(Beginning of EXCERPTED DATA)

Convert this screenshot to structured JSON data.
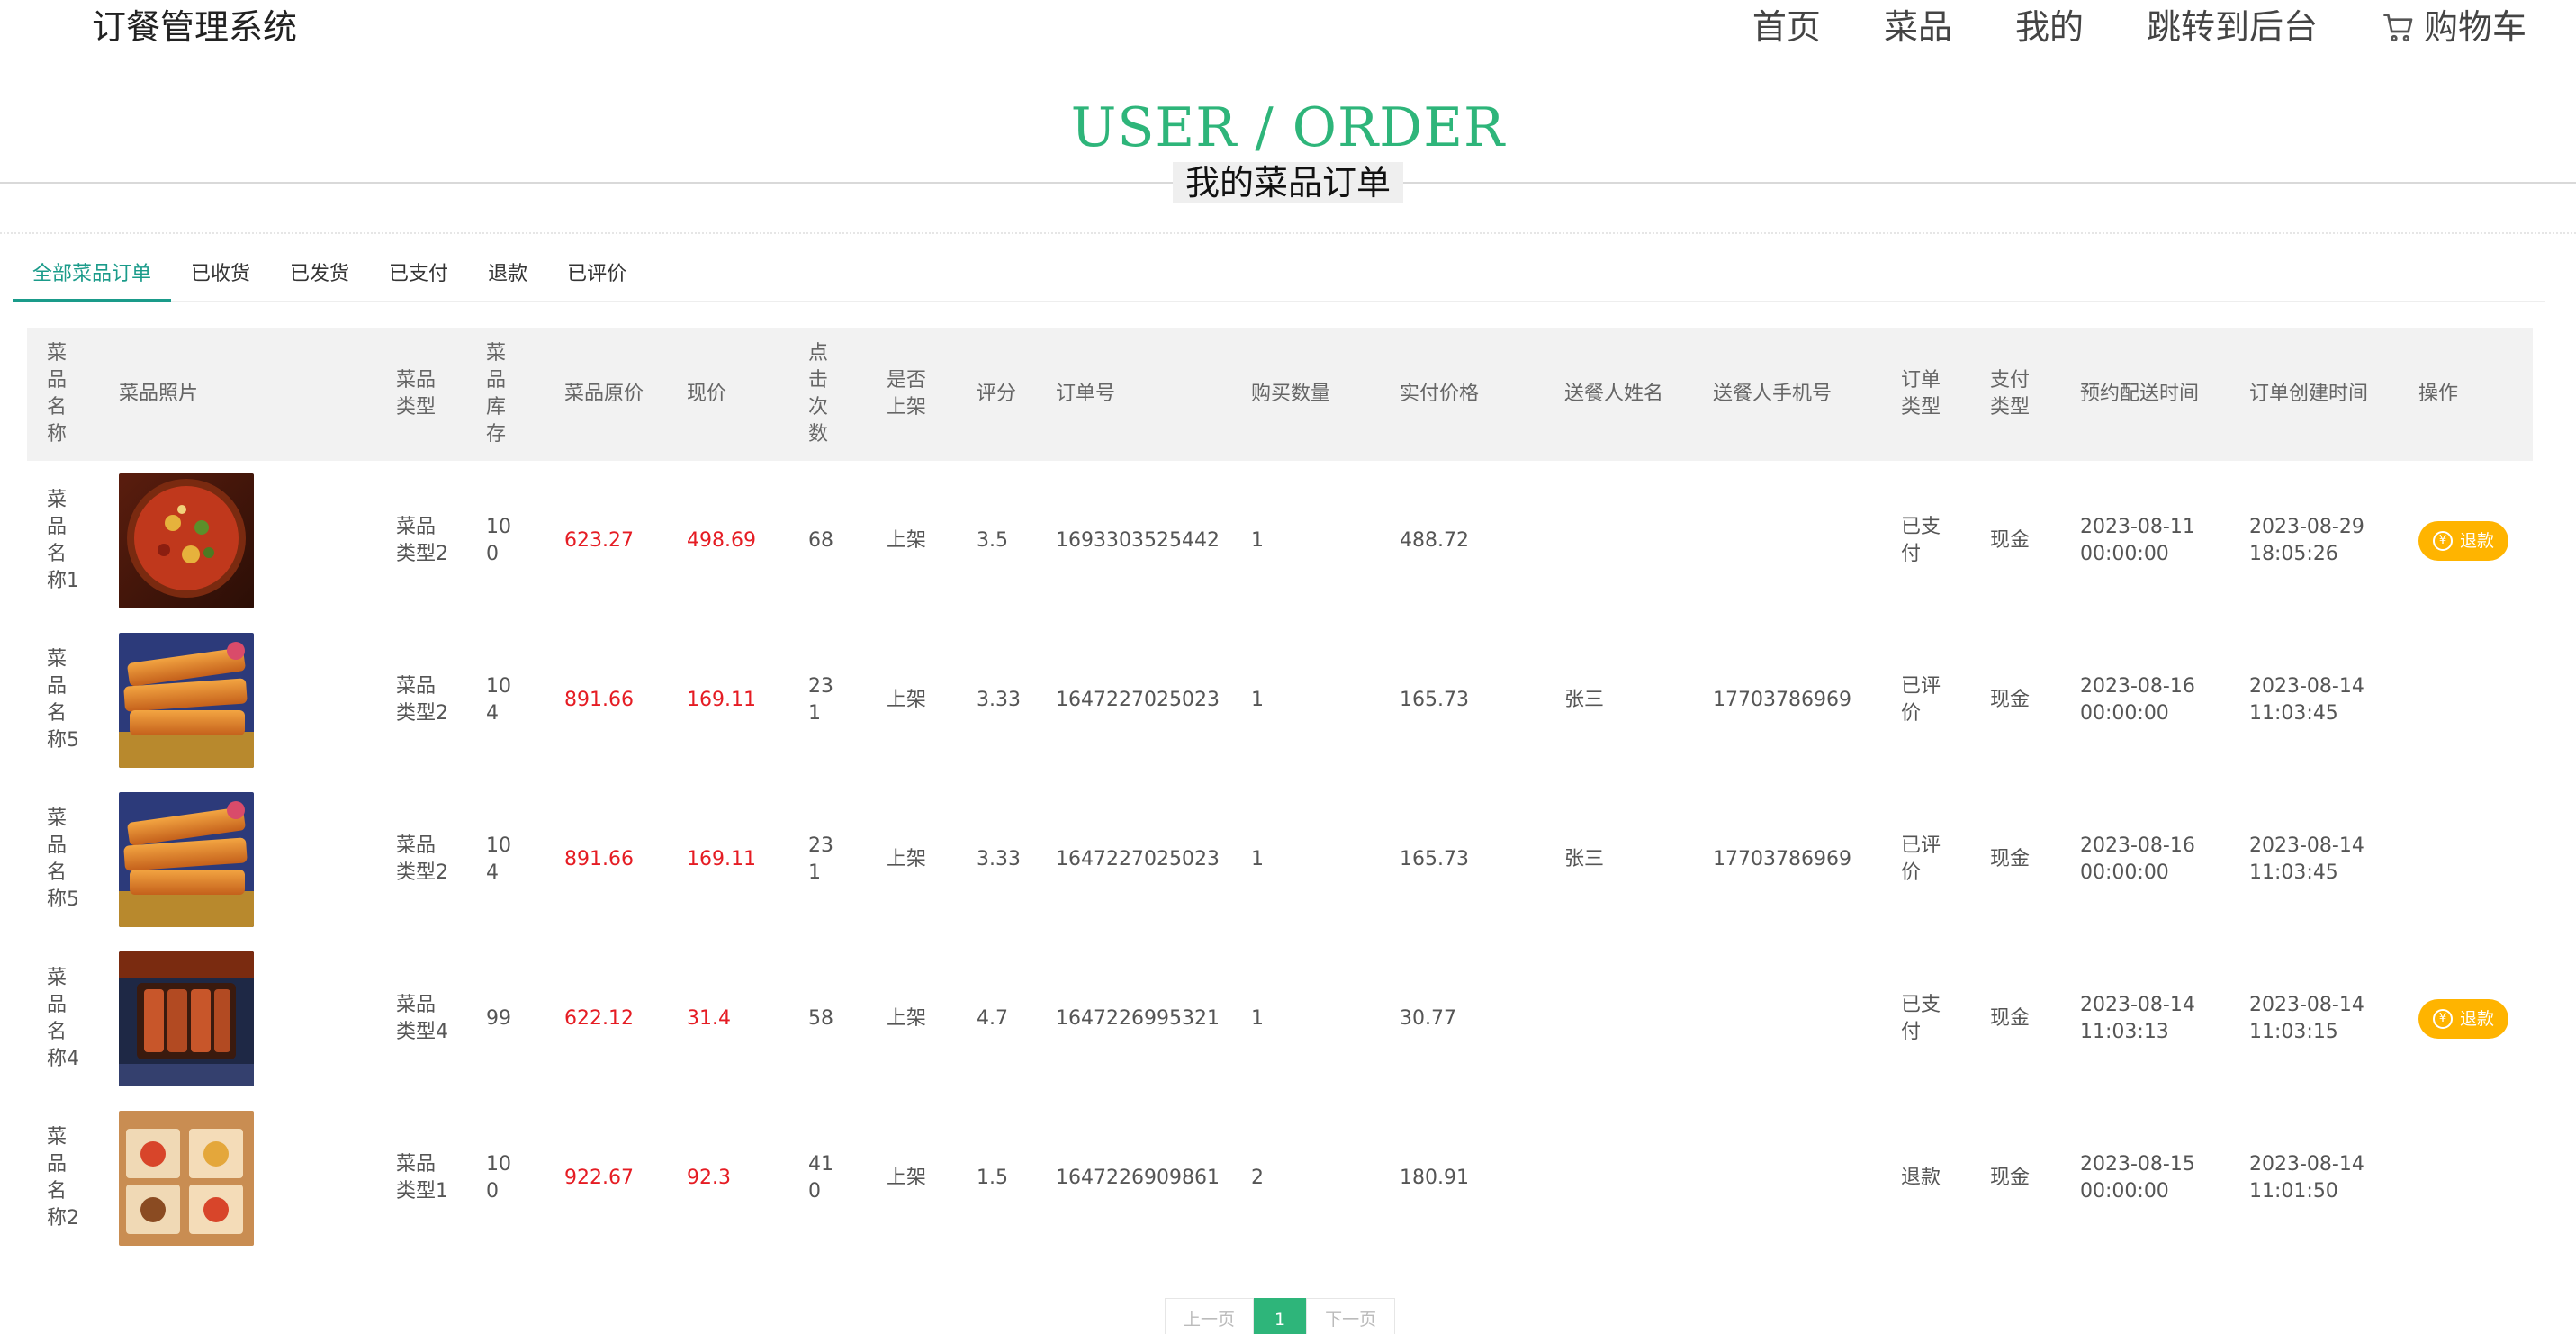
{
  "brand": "订餐管理系统",
  "nav": {
    "home": "首页",
    "dishes": "菜品",
    "mine": "我的",
    "backend": "跳转到后台",
    "cart": "购物车"
  },
  "hero": {
    "title_en": "USER / ORDER",
    "title_cn": "我的菜品订单"
  },
  "tabs": [
    {
      "label": "全部菜品订单",
      "active": true
    },
    {
      "label": "已收货"
    },
    {
      "label": "已发货"
    },
    {
      "label": "已支付"
    },
    {
      "label": "退款"
    },
    {
      "label": "已评价"
    }
  ],
  "table": {
    "headers": {
      "name": "菜品名称",
      "photo": "菜品照片",
      "type": "菜品类型",
      "stock": "菜品库存",
      "orig_price": "菜品原价",
      "cur_price": "现价",
      "clicks": "点击次数",
      "on_shelf": "是否上架",
      "score": "评分",
      "order_no": "订单号",
      "qty": "购买数量",
      "paid": "实付价格",
      "sender": "送餐人姓名",
      "sender_phone": "送餐人手机号",
      "order_type": "订单类型",
      "pay_type": "支付类型",
      "schedule": "预约配送时间",
      "created": "订单创建时间",
      "op": "操作"
    },
    "rows": [
      {
        "name": "菜品名称1",
        "photo": "pizza-photo",
        "type": "菜品类型2",
        "stock": "100",
        "orig_price": "623.27",
        "cur_price": "498.69",
        "clicks": "68",
        "on_shelf": "上架",
        "score": "3.5",
        "order_no": "1693303525442",
        "qty": "1",
        "paid": "488.72",
        "sender": "",
        "sender_phone": "",
        "order_type": "已支付",
        "pay_type": "现金",
        "schedule_date": "2023-08-11",
        "schedule_time": "00:00:00",
        "created_date": "2023-08-29",
        "created_time": "18:05:26",
        "op": "退款"
      },
      {
        "name": "菜品名称5",
        "photo": "fried-bread-photo",
        "type": "菜品类型2",
        "stock": "104",
        "orig_price": "891.66",
        "cur_price": "169.11",
        "clicks": "231",
        "on_shelf": "上架",
        "score": "3.33",
        "order_no": "1647227025023",
        "qty": "1",
        "paid": "165.73",
        "sender": "张三",
        "sender_phone": "17703786969",
        "order_type": "已评价",
        "pay_type": "现金",
        "schedule_date": "2023-08-16",
        "schedule_time": "00:00:00",
        "created_date": "2023-08-14",
        "created_time": "11:03:45",
        "op": ""
      },
      {
        "name": "菜品名称5",
        "photo": "fried-bread-photo",
        "type": "菜品类型2",
        "stock": "104",
        "orig_price": "891.66",
        "cur_price": "169.11",
        "clicks": "231",
        "on_shelf": "上架",
        "score": "3.33",
        "order_no": "1647227025023",
        "qty": "1",
        "paid": "165.73",
        "sender": "张三",
        "sender_phone": "17703786969",
        "order_type": "已评价",
        "pay_type": "现金",
        "schedule_date": "2023-08-16",
        "schedule_time": "00:00:00",
        "created_date": "2023-08-14",
        "created_time": "11:03:45",
        "op": ""
      },
      {
        "name": "菜品名称4",
        "photo": "grilled-tofu-photo",
        "type": "菜品类型4",
        "stock": "99",
        "orig_price": "622.12",
        "cur_price": "31.4",
        "clicks": "58",
        "on_shelf": "上架",
        "score": "4.7",
        "order_no": "1647226995321",
        "qty": "1",
        "paid": "30.77",
        "sender": "",
        "sender_phone": "",
        "order_type": "已支付",
        "pay_type": "现金",
        "schedule_date": "2023-08-14",
        "schedule_time": "11:03:13",
        "created_date": "2023-08-14",
        "created_time": "11:03:15",
        "op": "退款"
      },
      {
        "name": "菜品名称2",
        "photo": "dim-sum-tray-photo",
        "type": "菜品类型1",
        "stock": "100",
        "orig_price": "922.67",
        "cur_price": "92.3",
        "clicks": "410",
        "on_shelf": "上架",
        "score": "1.5",
        "order_no": "1647226909861",
        "qty": "2",
        "paid": "180.91",
        "sender": "",
        "sender_phone": "",
        "order_type": "退款",
        "pay_type": "现金",
        "schedule_date": "2023-08-15",
        "schedule_time": "00:00:00",
        "created_date": "2023-08-14",
        "created_time": "11:01:50",
        "op": ""
      }
    ]
  },
  "pager": {
    "prev": "上一页",
    "current": "1",
    "next": "下一页"
  },
  "colors": {
    "accent": "#2eb57a",
    "tab_active": "#1a9b8a",
    "price": "#e51c23",
    "refund": "#ffb400"
  },
  "icons": {
    "cart": "cart-icon",
    "refund": "yen-icon"
  }
}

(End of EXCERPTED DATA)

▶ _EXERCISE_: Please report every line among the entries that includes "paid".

▶ _WRITTEN SOLUTION_:
      "paid": "实付价格",
        "paid": "488.72",
        "paid": "165.73",
        "paid": "165.73",
        "paid": "30.77",
        "paid": "180.91",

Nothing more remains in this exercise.